The attack was the first targeting of Christian institutions since Hamas last week staged a coup against the rival Fatah party of Palestinian Authority President Mahmoud Abbas, seizing all Fatah positions and security compounds, essentially taking complete control of the Gaza Strip.
Hamas officials in Gaza claimed to WND Fatah was behind Sunday’s church attack in an attempt to discredit Hamas to the international community.
Abu Saqer claimed he had “good information” the attack actually was a robbery aimed at the church’s school computers, even though Bibles and Christian holy objects were destroyed.
Christians, secular institutions targeted
Israel evacuated the Gaza Strip in 2005. Since then, there have been a slew of attacks there against Christians and non-Muslims.
A month before the U.N. school was targeted, Palestinians bombed a Christian book store in Gaza reportedly funded by American Protestants that exclusively sold Christian books. Two nearby Internet cafes also were bombed.
At the time, Abu Saqer, who didn’t take credit for the attack, told WND the Christian bookstore was “proselytizing and attempting to convert our people.”
“As a principle, we believe that Jews and Christians will always do everything in order to keep Muslims far from their religion,” Abu Saqer said.
Even before Hamas took over Gaza last week, some analysts here called the recent bombings of secular and Christian institutions in the territory indications Hamas may be seeking to impose Islamic rule on the Palestinian population.
Israeli officials said Hamas in 2005 established hard-line Islamic courts and created the Hamas Anti-Corruption Group, described as a kind of “morality police” operating within Hamas’ organization. Hamas has denied the existence of the group, but it recently carried out a high-profile “honor killing” widely covered by the Palestinian media.
A Hamas-run council in the West Bank came under international criticism last year when it barred an open-air music and dance festival, declaring it was against Islam.
‘West can learn from Islamic values’
In response to the uproar, Hamas chief in Gaza and former foreign minister Mahmoud al-Zahar told WND in a recent interview: “I hardly understand the point of view of the West concerning these issues.

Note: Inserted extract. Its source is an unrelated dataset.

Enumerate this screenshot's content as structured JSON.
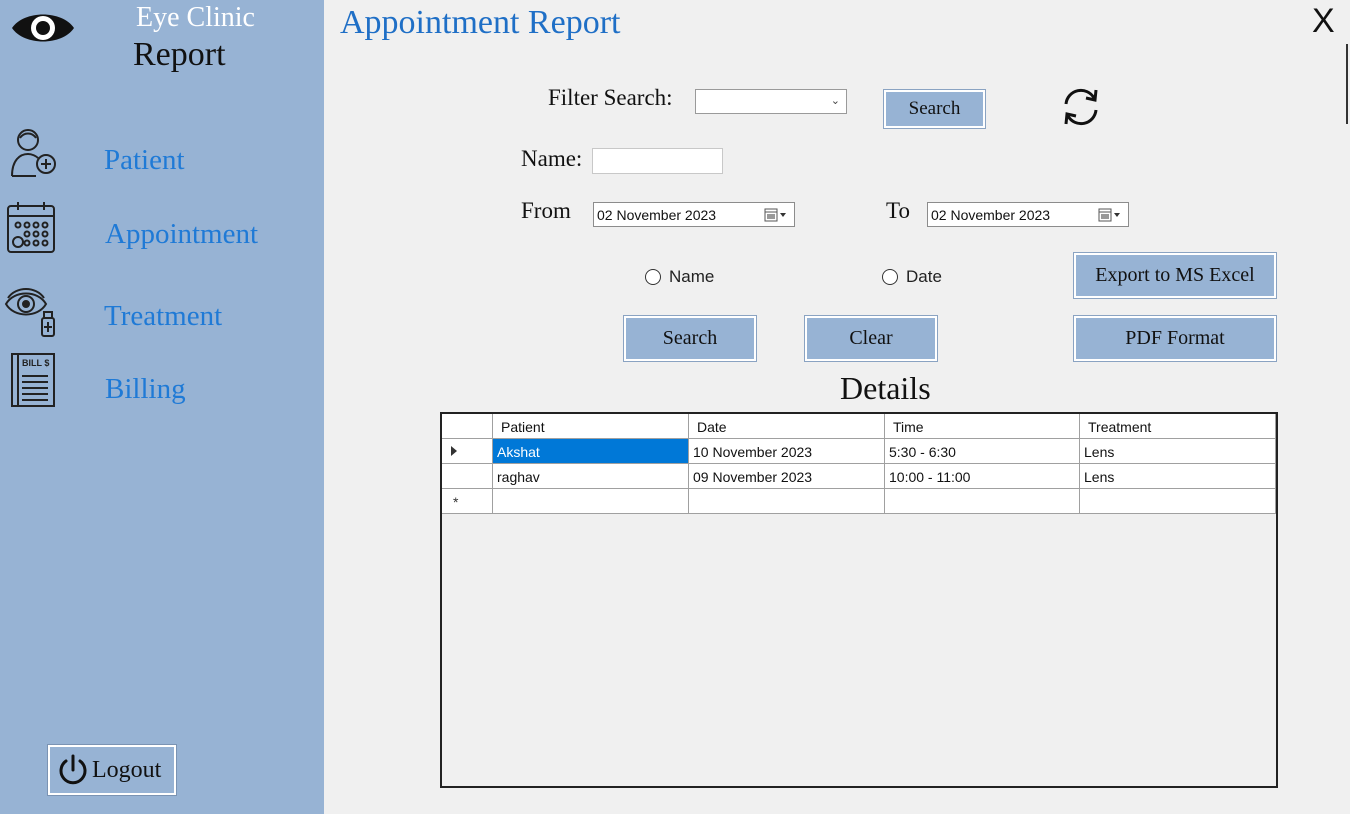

The West brought all this freedom to its people but it is that freedom that has brought about the death of morality in the West. It’s what led to phenomena like homosexuality, homelessness and AIDS.”
Asked if Hamas is seeking to impose hard-line Islamic law on the Palestinians, al-Zahar responded, “The Palestinian people are Muslim people, and we do not need to impose anything on our people because they are already committed to their faith and religion. People are free to choose their way of life, their way of dress and behavior.”
Al-Zahar said his terror group, which demands strict dress codes for females, respects women’s rights.
“It is wrong to think that in our Islamic society there is a lack of rights for women. Women enjoy their rights. What we have, unlike the West, is that young women cannot be with men and have relations outside marriage. Sometimes with tens of men. This causes the destruction of the family institution and the fact that many kids come to the world without knowing who are their fathers or who are their mothers. This is not a modern and progressed society,” al-Zahar explained.
The terror chieftain told WND the West can learn from his group’s Islamic values.
“Here I refer to what was said in the early ’90s by Britain’s Prince Charles at Oxford University. He spoke about Islam and its important role in morality and culture. He said the West must learn from Islam how to bring up children properly and to teach them the right values.”